TASK INSTRUCTIONS: Please show every line from the entries that carries the word "active".

━━━━━━━━

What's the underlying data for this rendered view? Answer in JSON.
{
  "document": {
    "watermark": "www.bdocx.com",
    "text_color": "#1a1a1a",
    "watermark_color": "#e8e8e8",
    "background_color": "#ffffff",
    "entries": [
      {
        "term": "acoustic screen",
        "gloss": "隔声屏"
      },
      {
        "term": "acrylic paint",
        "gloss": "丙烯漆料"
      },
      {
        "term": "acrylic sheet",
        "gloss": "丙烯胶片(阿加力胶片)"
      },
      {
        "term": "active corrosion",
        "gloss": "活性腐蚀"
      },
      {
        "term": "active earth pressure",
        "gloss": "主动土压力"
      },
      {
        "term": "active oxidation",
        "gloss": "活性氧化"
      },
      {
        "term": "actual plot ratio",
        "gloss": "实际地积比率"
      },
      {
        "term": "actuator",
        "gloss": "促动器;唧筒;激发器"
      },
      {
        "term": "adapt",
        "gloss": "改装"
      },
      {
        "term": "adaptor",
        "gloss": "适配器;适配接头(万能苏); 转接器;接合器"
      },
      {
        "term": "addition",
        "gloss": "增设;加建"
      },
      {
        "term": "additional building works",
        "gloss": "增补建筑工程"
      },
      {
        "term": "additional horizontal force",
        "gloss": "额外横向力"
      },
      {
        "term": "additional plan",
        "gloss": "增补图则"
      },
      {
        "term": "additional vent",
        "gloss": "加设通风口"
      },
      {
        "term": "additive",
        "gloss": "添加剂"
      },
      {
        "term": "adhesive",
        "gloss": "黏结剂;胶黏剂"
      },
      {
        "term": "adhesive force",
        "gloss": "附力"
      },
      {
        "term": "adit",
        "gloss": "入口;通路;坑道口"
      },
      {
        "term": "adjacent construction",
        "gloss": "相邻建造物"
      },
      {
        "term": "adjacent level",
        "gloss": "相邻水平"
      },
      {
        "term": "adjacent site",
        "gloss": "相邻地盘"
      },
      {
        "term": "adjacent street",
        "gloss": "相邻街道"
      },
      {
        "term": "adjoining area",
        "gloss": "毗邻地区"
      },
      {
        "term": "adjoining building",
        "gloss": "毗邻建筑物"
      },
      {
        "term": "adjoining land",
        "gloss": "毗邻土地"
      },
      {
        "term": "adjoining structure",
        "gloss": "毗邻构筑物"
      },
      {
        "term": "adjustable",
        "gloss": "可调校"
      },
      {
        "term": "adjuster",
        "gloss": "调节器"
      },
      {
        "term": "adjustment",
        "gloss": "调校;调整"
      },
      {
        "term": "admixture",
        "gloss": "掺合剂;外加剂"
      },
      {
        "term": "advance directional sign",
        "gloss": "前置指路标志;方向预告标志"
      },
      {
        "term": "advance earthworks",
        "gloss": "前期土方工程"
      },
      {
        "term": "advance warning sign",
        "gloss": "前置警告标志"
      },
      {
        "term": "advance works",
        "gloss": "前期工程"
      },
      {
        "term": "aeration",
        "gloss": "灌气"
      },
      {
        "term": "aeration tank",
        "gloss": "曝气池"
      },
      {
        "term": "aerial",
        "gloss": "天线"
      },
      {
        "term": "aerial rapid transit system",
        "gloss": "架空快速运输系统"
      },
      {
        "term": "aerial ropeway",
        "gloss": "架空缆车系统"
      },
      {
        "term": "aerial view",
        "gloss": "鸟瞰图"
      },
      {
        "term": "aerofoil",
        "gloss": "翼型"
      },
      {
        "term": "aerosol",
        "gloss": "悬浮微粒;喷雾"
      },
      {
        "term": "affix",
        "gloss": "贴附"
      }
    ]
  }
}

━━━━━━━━

ANSWER SECTION:
        "term": "active corrosion",
        "term": "active earth pressure",
        "term": "active oxidation",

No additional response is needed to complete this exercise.